● ACTIVITY:
The string "subtitle" may appear in lines of the listing. Report each line where it does.

★ ★ ★ ★ ★ ★ ★

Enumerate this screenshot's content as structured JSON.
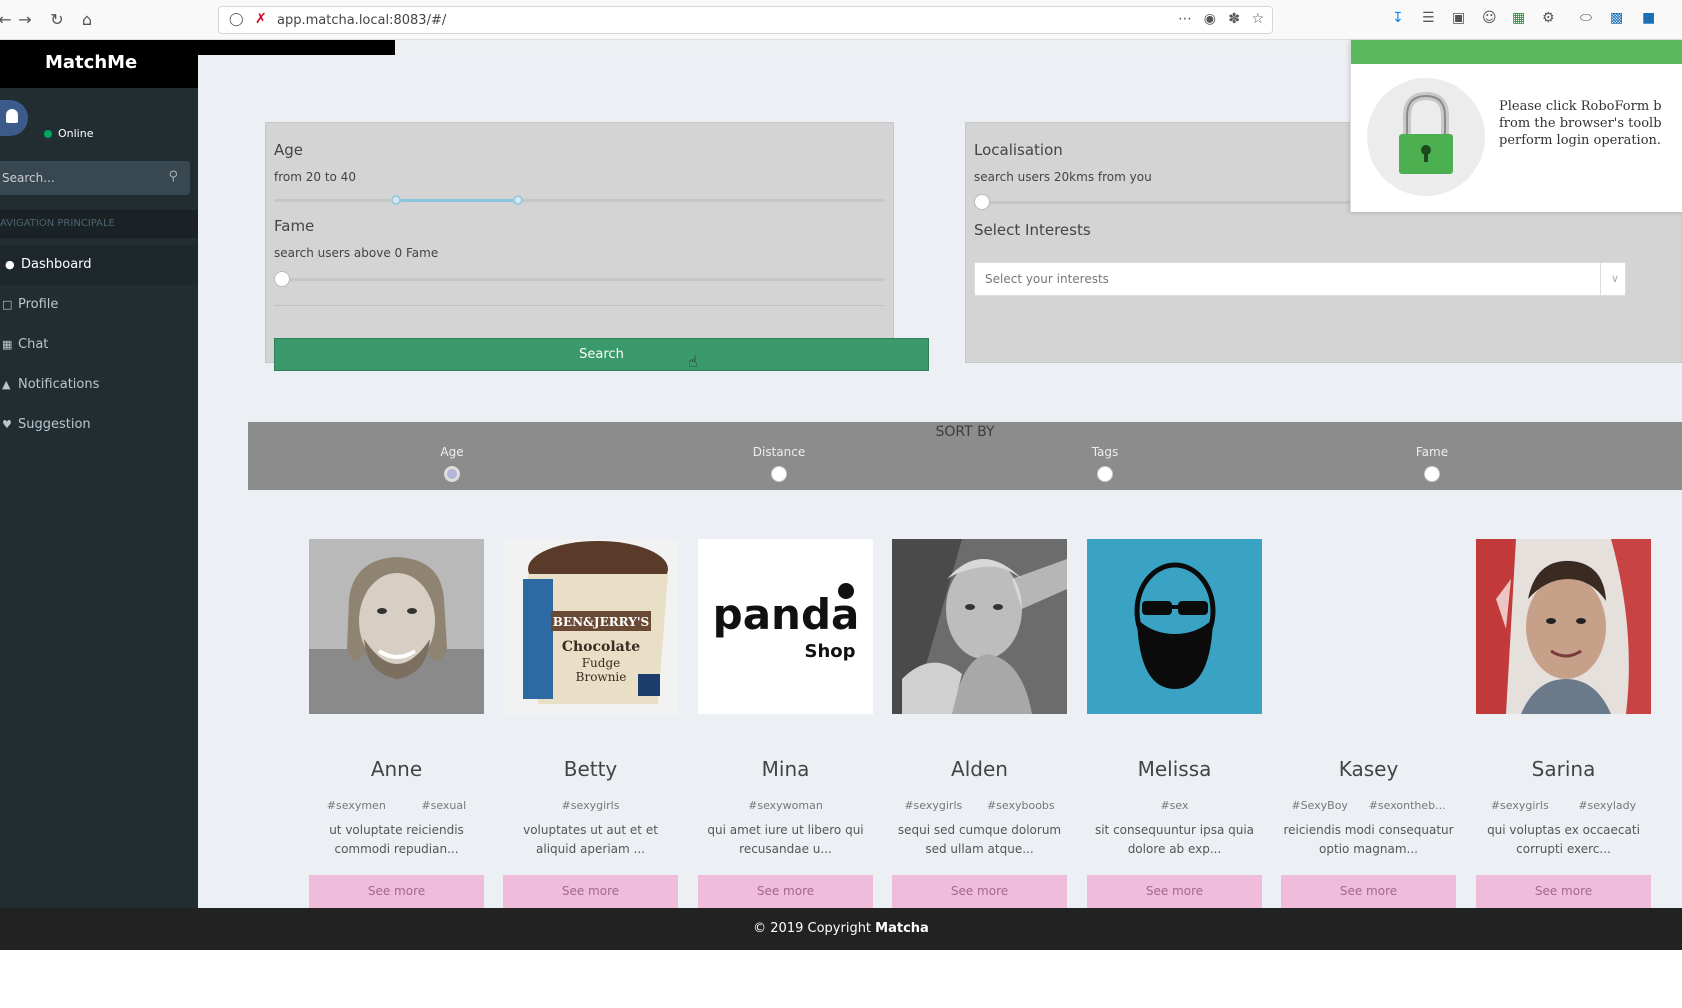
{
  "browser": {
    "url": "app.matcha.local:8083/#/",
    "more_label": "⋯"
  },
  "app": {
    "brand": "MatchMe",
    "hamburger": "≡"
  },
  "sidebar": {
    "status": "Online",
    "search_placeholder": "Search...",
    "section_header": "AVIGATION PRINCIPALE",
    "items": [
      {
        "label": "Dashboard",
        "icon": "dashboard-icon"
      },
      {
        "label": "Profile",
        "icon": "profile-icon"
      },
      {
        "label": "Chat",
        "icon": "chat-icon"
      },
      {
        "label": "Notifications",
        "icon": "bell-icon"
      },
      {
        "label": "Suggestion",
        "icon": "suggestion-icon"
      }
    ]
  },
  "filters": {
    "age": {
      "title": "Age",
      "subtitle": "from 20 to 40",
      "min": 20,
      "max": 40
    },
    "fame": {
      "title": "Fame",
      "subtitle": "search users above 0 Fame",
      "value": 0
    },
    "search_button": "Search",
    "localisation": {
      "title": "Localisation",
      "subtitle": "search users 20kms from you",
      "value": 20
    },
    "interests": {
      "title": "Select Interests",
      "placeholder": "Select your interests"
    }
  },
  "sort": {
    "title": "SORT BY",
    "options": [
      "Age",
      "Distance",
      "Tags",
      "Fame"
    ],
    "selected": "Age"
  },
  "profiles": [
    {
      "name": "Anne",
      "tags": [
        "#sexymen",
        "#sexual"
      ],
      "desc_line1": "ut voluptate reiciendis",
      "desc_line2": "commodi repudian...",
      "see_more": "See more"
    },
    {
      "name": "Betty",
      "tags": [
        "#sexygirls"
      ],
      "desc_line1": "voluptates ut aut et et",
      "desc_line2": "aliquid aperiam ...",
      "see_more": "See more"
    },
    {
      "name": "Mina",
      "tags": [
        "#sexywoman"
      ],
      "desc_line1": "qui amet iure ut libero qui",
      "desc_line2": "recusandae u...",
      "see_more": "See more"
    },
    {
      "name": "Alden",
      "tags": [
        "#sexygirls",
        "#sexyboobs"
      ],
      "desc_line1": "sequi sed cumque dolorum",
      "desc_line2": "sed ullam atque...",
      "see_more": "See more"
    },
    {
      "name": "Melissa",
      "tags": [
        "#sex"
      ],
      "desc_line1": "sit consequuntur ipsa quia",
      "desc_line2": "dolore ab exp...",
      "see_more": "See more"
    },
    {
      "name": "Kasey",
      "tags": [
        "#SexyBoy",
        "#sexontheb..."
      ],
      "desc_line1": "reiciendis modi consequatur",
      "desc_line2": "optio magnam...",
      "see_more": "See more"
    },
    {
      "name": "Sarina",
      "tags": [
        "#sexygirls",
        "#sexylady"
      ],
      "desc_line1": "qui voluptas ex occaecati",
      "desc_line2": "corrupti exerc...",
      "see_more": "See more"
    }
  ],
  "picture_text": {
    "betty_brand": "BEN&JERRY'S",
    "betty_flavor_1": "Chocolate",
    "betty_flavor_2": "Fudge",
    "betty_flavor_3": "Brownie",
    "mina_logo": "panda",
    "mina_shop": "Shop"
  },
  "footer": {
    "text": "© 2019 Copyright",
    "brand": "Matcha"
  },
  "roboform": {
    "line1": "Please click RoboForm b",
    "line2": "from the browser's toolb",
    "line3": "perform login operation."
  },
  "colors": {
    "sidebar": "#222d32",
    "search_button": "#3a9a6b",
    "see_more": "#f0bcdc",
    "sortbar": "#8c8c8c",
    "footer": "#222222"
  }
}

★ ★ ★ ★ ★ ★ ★

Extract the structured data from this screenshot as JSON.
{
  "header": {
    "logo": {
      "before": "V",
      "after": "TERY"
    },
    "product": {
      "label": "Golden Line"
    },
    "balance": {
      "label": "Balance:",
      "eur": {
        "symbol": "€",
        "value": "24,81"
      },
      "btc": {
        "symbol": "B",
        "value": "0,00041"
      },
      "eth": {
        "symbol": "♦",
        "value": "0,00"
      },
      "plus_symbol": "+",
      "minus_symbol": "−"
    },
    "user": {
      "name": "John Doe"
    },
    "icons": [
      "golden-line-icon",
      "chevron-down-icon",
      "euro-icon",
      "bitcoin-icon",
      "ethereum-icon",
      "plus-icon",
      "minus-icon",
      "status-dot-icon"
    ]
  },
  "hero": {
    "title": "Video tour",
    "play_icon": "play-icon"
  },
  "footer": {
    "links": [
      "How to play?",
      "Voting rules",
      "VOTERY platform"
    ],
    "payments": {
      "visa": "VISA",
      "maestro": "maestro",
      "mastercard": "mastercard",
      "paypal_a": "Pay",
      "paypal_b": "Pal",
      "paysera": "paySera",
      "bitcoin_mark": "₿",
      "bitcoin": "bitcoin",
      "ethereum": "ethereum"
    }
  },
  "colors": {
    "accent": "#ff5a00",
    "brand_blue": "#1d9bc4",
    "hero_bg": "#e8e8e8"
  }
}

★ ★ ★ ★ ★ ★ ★

● RESULT OF THE TASK:
      "subtitle": "from 20 to 40",
      "subtitle": "search users above 0 Fame",
      "subtitle": "search users 20kms from you",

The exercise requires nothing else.